  • This is the only slide with an animation. The current view disappears and shows how in an urban area the “loop” would look. Nothing more to say than what is written here, and then to press for the hidden slide which does not need any words either. (it is from our work with SANDEC/EAWAG in Kumasi, Ghana. It is still simplified as all households are in one box)
  • This is a summary slide which combines the key implications for addressing the presentation topic. Next comes briefly that WLE RRR is trying to walk the talk.
  • RRR as part of the CGIAR program on WLE, no further words
  • To be read, a summary of what RRR is doing.
  • The one slide example of a business model on fecal sludge valorization we are implementing as PPP funded by BMGF in Ghana
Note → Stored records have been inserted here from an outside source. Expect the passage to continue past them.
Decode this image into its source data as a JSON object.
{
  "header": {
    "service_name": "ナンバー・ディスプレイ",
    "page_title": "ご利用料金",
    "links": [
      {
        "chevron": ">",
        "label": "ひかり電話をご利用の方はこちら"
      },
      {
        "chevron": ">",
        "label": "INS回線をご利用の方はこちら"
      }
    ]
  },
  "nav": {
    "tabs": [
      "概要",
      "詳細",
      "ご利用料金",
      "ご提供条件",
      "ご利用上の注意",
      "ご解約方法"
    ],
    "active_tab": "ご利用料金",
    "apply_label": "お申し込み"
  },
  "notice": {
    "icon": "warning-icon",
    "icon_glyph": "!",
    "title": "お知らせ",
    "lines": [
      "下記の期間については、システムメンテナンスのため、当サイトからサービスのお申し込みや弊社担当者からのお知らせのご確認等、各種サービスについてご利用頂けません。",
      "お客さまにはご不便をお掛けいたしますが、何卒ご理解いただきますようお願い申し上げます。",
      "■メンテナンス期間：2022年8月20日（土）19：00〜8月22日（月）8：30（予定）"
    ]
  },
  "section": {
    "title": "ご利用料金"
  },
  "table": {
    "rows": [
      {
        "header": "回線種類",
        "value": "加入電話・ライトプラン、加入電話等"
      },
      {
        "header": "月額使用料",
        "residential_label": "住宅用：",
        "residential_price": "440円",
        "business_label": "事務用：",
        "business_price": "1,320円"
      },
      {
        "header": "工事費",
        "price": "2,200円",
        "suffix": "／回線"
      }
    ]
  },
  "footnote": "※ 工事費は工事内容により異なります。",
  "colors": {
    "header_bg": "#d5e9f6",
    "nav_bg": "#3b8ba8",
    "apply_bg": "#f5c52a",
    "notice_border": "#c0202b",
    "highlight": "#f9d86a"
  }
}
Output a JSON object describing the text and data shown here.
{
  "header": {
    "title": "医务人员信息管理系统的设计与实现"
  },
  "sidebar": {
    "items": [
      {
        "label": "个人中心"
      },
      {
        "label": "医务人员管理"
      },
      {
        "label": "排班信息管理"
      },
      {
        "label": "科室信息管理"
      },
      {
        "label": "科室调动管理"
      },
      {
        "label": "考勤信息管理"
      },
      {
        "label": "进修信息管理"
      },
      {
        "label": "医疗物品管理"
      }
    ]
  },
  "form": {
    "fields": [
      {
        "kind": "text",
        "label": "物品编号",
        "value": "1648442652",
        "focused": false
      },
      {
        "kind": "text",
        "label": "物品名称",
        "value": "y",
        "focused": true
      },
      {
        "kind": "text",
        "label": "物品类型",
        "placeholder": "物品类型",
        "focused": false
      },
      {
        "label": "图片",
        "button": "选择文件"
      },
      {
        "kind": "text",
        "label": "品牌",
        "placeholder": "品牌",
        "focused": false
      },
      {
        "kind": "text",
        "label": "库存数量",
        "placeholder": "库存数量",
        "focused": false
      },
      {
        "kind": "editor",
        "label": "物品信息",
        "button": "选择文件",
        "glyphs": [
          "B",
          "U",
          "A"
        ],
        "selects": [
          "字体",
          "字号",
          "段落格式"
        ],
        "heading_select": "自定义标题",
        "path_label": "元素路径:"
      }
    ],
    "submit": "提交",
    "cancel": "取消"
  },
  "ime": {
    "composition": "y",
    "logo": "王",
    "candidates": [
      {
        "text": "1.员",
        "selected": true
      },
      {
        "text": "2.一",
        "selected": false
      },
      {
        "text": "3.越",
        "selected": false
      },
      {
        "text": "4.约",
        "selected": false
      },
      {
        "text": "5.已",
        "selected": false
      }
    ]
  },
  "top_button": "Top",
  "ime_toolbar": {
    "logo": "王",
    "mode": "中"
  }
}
  • Your final slide on the downside if we do not go for the better alternative.
  • Transcript

    • 1. Value from waste – Converting a problem into a resource Jeremy Bird, IWMI
    • 2. Modified from Rockström et al. (2009) Planetary boundaries High time for Resource Recovery and Reuse!
    • 3. What if urban wastes and used water could have a second life in agriculture and the reuse is actually safe and viable?
    • 4. Where there's muck there's money • In many cultures, wastewater reuse and waste composting have a long tradition, at least at household level. • The technical knowledge is available. • It is an apparent win-win situation for the sanitation, environmental and agricultural sectors. • Why is there no large compost plant or wastewater reuse project in every southern city?
    • 5. The concept is simple, at least for rural households Source: Wikipedia inspired by Peter Morgan
    • 6. It is not that simple in our urbanizing world
    • 7. www. Vimeo.com/25122496 This means first of all transport COSTS between source and reuse
    • 8. Atmosphere Peri-urban agriculture Urban agriculture Saw-mills Breweries Poultry farms Transport/ Distribution Landfill Fertilizer 1 Fertilizer 2 Food 1 Food 2 Food 3 Consumer products 1 Compost 1 SW10 Excreta3 SW3 SW5 SW9 SW 11 SW12 Excreta1 WW1 Gas3 WW2 BS 1 Raw material SW 13 Food 4 Consumer products 2 Compost 2 System border Industry Excreta 2Wood1 Wood2 120 1150 13 3200 1700 3200 680 43 230 80 4750 230 530 1010 130 830 220 640 2500 15 90 530 700 <10 18 530 Air1 Air2 Gas5 Gas6 Gas7 400 85 <10 <10 560 Gas1 Gas2 1000 30 <10 Soil SW2 640 Leachate1 50 Leachate2 110 WW3 150 SW6 SW8 7 130 Co-composting Household Treatment of excreta Scenario 1 Groundwater and surface waters city level N t/yr Source:SANDEC/EAWAG It looks easy But in a city it looks more like this:
    • 9. Thus, for converting our larger urban waste problems into a resource, we need strategic partnerships and have to apply robust economics and business modeling.
    • 10. Resource Recovery & Reuse (RRR) A research flagship of CGIAR-WLE
    • 11. Current Status of RRR program after 18 months  Database of 150+ inspiring RRR business cases  Selection of 60 cases for in-depth analysis (see map)  So far 20 promising business models extracted  Feasibility studies of models starting in 9 cities (map)  Business model implementation targeting 5 cities
    • 12. Example of a business model currently being implemented in Ghana as a Private Public Partnership : Fecal Sludge Valorization